As part of an international collaboration between British Antarctic Survey (BAS) and the Netherlands Polar Programme (NPP), three new containerised laboratories arrived at Rothera Research Station in Antarctica earlier this week, according to a news story posted yesterday on the BAS website: http://www.antarctica.ac.uk.
The three containers arrived on board the RRS Ernest Shackleton, BAS’s research vessel used for the resupply of scientific stations in the Antarctic.
Rothera Research Station, located at Rothera Point, Adelaide Island on the Antarctic Peninsula, is BAS’s logistics centre for Antarctica and home to laboratories and facilities for a wide range of scientific research.
The collaboration, which involves BAS building and managing the new Gerritsz Laboratory on behalf of the NPP, paves the way for more integrated and enhanced working between both countries.

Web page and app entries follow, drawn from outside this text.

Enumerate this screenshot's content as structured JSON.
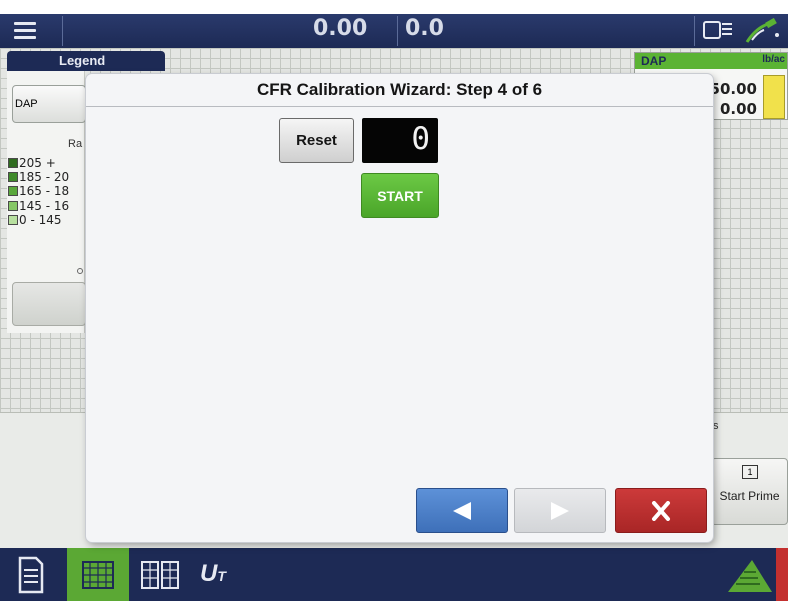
{
  "topbar": {
    "menu_icon": "hamburger-menu-icon",
    "value_left": "0.00",
    "value_right": "0.0",
    "status_icons": [
      "monitor-icon",
      "list-icon",
      "gps-satellite-icon"
    ]
  },
  "legend": {
    "tab_label": "Legend",
    "product_label": "DAP",
    "rate_header": "Ra",
    "ranges": [
      {
        "label": "205 +",
        "color": "#2f6b1f"
      },
      {
        "label": "185 - 20",
        "color": "#3f8a2a"
      },
      {
        "label": "165 - 18",
        "color": "#5aa83c"
      },
      {
        "label": "145 - 16",
        "color": "#86c766"
      },
      {
        "label": "0 - 145",
        "color": "#b8e0a0"
      }
    ],
    "button_icon": "settings-icon"
  },
  "product_panel": {
    "name": "DAP",
    "unit": "lb/ac",
    "target_rate": "50.00",
    "actual_rate": "0.00"
  },
  "side": {
    "partial_label": "s",
    "start_prime_label": "Start Prime",
    "start_prime_icon_text": "1"
  },
  "dialog": {
    "title": "CFR Calibration Wizard: Step 4 of 6",
    "reset_label": "Reset",
    "counter_value": "0",
    "start_label": "START",
    "prev_icon": "arrow-left-icon",
    "next_icon": "arrow-right-icon",
    "cancel_icon": "close-icon"
  },
  "bottombar": {
    "items": [
      "document-icon",
      "map-grid-icon",
      "split-grid-icon",
      "universal-terminal-icon",
      "field-icon"
    ],
    "ut_label": "U",
    "ut_sub": "T"
  },
  "colors": {
    "navy": "#1d2a55",
    "green": "#5ba834",
    "blue": "#3e70b9",
    "red": "#c3302f"
  }
}
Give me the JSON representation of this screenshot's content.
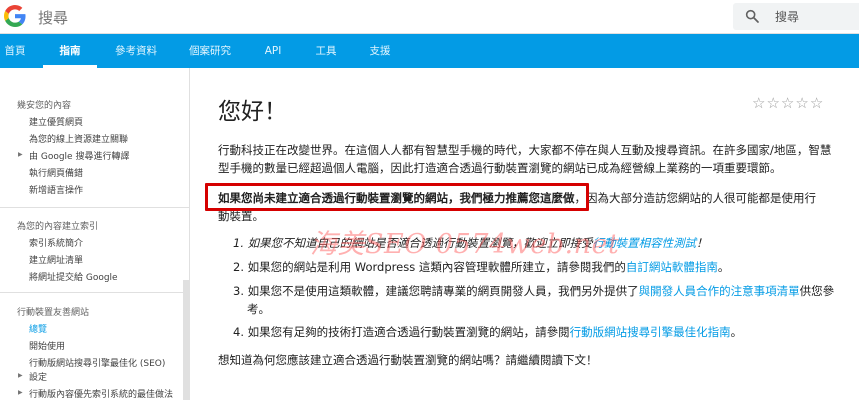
{
  "topbar": {
    "search_placeholder_left": "搜尋",
    "search_input_placeholder": "搜尋"
  },
  "nav": {
    "tabs": [
      {
        "label": "首頁"
      },
      {
        "label": "指南"
      },
      {
        "label": "參考資料"
      },
      {
        "label": "個案研究"
      },
      {
        "label": "API"
      },
      {
        "label": "工具"
      },
      {
        "label": "支援"
      }
    ]
  },
  "sidebar": {
    "sections": [
      {
        "heading": "幾安您的內容",
        "items": [
          "建立優質網頁",
          "為您的線上資源建立關聯",
          "由 Google 搜尋進行轉譯",
          "執行網頁備錯",
          "新增語言操作"
        ]
      },
      {
        "heading": "為您的內容建立索引",
        "items": [
          "索引系統簡介",
          "建立網址清單",
          "將網址提交給 Google"
        ]
      },
      {
        "heading": "行動裝置友善網站",
        "items": [
          "總覽",
          "開始使用",
          "行動版網站搜尋引擎最佳化 (SEO)",
          "設定",
          "行動版內容優先索引系統的最佳做法"
        ]
      }
    ]
  },
  "main": {
    "title": "您好！",
    "intro": "行動科技正在改變世界。在這個人人都有智慧型手機的時代，大家都不停在與人互動及搜尋資訊。在許多國家/地區，智慧型手機的數量已經超過個人電腦，因此打造適合透過行動裝置瀏覽的網站已成為經營線上業務的一項重要環節。",
    "highlight": "如果您尚未建立適合透過行動裝置瀏覽的網站，我們極力推薦您這麼做",
    "highlight_rest_line1": "，因為大部分造訪您網站的人很可能都是使用行",
    "highlight_rest_line2": "動裝置。",
    "list": [
      {
        "num": "1.",
        "text": "如果您不知道自己的網站是否適合透過行動裝置瀏覽，歡迎立即接受",
        "link": "行動裝置相容性測試",
        "after": "！"
      },
      {
        "num": "2.",
        "text": "如果您的網站是利用 Wordpress 這類內容管理軟體所建立，請參閱我們的",
        "link": "自訂網站軟體指南",
        "after": "。"
      },
      {
        "num": "3.",
        "text": "如果您不是使用這類軟體，建議您聘請專業的網頁開發人員，我們另外提供了",
        "link": "與開發人員合作的注意事項清單",
        "after": "供您參",
        "line2": "考。"
      },
      {
        "num": "4.",
        "text": "如果您有足夠的技術打造適合透過行動裝置瀏覽的網站，請參閱",
        "link": "行動版網站搜尋引擎最佳化指南",
        "after": "。"
      }
    ],
    "closing": "想知道為何您應該建立適合透過行動裝置瀏覽的網站嗎？請繼續閱讀下文！",
    "watermark": "海美SEO 0574web.net"
  },
  "rating": {
    "stars": [
      "☆",
      "☆",
      "☆",
      "☆",
      "☆"
    ]
  },
  "colors": {
    "nav_bg": "#039be5",
    "link": "#039be5",
    "highlight_border": "#d50000"
  }
}
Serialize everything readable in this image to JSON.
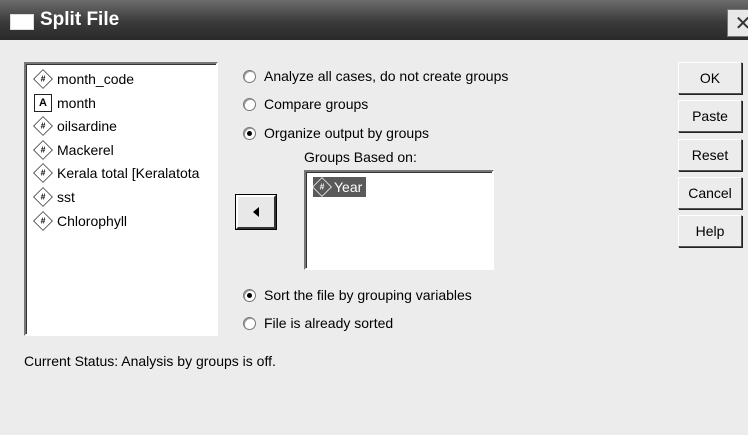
{
  "window": {
    "title": "Split File"
  },
  "variables": [
    {
      "name": "month_code",
      "type": "numeric"
    },
    {
      "name": "month",
      "type": "string"
    },
    {
      "name": "oilsardine",
      "type": "numeric"
    },
    {
      "name": "Mackerel",
      "type": "numeric"
    },
    {
      "name": "Kerala total [Keralatota",
      "type": "numeric"
    },
    {
      "name": "sst",
      "type": "numeric"
    },
    {
      "name": "Chlorophyll",
      "type": "numeric"
    }
  ],
  "group_options": [
    {
      "label": "Analyze all cases, do not create groups",
      "selected": false
    },
    {
      "label": "Compare groups",
      "selected": false
    },
    {
      "label": "Organize output by groups",
      "selected": true
    }
  ],
  "groups_based_on": {
    "label": "Groups Based on:",
    "items": [
      {
        "name": "Year",
        "type": "numeric"
      }
    ]
  },
  "sort_options": [
    {
      "label": "Sort the file by grouping variables",
      "selected": true
    },
    {
      "label": "File is already sorted",
      "selected": false
    }
  ],
  "buttons": {
    "ok": "OK",
    "paste": "Paste",
    "reset": "Reset",
    "cancel": "Cancel",
    "help": "Help"
  },
  "status": "Current Status:  Analysis by groups is off."
}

According to the NPP website (www.nwo.nl) the Dutch-British Antarctic collaboration allows The Netherlands to run a modern laboratory in Antarctica in a very cost-effective and efficient way.
The four laboratories have been built in sea containers and on Antarctica they will be attached to a joint ‘docking station’.
The laboratory on Rothera will be called the Gerritsz Laboratory and the four separate modules bear the names Faith, Hope, Love and Glad Tidings.
The laboratory is almost complete and the science facility building is finished.
Three of the four containerised laboratories that slot into the building are now at Rothera and the final containerised laboratory is to be delivered later in the year.
From mid November the science facility will be up and running for when the first researchers arrive from The Netherlands to start their studies into marine biology and oceanography.
The laboratories are named after a convoy of ships that left Rotterdam in 1598 in search of a trade route via the tip of South America to Asia.
The ships were called Faith, Hope, Love, Glad Tidings and Loyalty.
When in the area of the Magellan Straits the convoy was driven apart under severe weather conditions.
One ship, the Glad Tidings under Dirck Gerritsz, was blown far south.
At 64° South, Gerritsz claims he saw a ‘very high mountainous country, full of snow, like the country of Norway’ which could be the first registered sighting of Antarctica.
BAS Project Manager David Wattam said, “I am delighted that the building process of the Gerritsz Laboratory has gone so smoothly and kept to schedule. The new laboratory is an exciting addition to station infrastructure, will complement existing facilities and provides a state of the art platform to enhance collaboration between British and Dutch scientists.”
Up until now Dutch researchers had depended upon the facilities of other countries with a base on Antarctica when they wanted to do research.
Nick Tozer – Buenos Aires